BEGIN

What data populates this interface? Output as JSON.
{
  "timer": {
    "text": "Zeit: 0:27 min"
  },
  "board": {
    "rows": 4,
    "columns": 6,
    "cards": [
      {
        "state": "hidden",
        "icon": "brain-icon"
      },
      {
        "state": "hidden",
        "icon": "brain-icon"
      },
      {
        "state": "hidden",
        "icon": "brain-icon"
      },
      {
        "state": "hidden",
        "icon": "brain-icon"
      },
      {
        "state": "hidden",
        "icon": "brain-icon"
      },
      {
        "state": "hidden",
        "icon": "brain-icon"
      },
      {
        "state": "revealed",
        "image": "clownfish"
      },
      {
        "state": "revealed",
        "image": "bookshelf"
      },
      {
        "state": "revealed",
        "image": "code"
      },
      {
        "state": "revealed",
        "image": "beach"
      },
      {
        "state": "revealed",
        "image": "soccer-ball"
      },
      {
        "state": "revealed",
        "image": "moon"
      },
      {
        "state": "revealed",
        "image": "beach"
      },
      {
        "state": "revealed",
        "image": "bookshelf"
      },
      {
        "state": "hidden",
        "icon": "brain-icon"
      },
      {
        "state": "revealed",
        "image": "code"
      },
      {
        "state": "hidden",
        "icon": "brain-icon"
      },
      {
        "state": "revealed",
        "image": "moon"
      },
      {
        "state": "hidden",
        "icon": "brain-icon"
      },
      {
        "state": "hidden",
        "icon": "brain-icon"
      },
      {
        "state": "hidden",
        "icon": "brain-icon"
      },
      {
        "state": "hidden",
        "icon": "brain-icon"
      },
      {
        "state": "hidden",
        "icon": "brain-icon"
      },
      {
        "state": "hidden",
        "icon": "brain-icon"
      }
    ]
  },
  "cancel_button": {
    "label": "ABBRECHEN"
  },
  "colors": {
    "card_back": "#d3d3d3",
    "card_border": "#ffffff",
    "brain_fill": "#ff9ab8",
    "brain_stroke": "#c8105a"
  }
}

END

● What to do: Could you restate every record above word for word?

● Solution for this exercise:
What data populates this interface? Output as JSON.
{
  "timer": {
    "text": "Zeit: 0:27 min"
  },
  "board": {
    "rows": 4,
    "columns": 6,
    "cards": [
      {
        "state": "hidden",
        "icon": "brain-icon"
      },
      {
        "state": "hidden",
        "icon": "brain-icon"
      },
      {
        "state": "hidden",
        "icon": "brain-icon"
      },
      {
        "state": "hidden",
        "icon": "brain-icon"
      },
      {
        "state": "hidden",
        "icon": "brain-icon"
      },
      {
        "state": "hidden",
        "icon": "brain-icon"
      },
      {
        "state": "revealed",
        "image": "clownfish"
      },
      {
        "state": "revealed",
        "image": "bookshelf"
      },
      {
        "state": "revealed",
        "image": "code"
      },
      {
        "state": "revealed",
        "image": "beach"
      },
      {
        "state": "revealed",
        "image": "soccer-ball"
      },
      {
        "state": "revealed",
        "image": "moon"
      },
      {
        "state": "revealed",
        "image": "beach"
      },
      {
        "state": "revealed",
        "image": "bookshelf"
      },
      {
        "state": "hidden",
        "icon": "brain-icon"
      },
      {
        "state": "revealed",
        "image": "code"
      },
      {
        "state": "hidden",
        "icon": "brain-icon"
      },
      {
        "state": "revealed",
        "image": "moon"
      },
      {
        "state": "hidden",
        "icon": "brain-icon"
      },
      {
        "state": "hidden",
        "icon": "brain-icon"
      },
      {
        "state": "hidden",
        "icon": "brain-icon"
      },
      {
        "state": "hidden",
        "icon": "brain-icon"
      },
      {
        "state": "hidden",
        "icon": "brain-icon"
      },
      {
        "state": "hidden",
        "icon": "brain-icon"
      }
    ]
  },
  "cancel_button": {
    "label": "ABBRECHEN"
  },
  "colors": {
    "card_back": "#d3d3d3",
    "card_border": "#ffffff",
    "brain_fill": "#ff9ab8",
    "brain_stroke": "#c8105a"
  }
}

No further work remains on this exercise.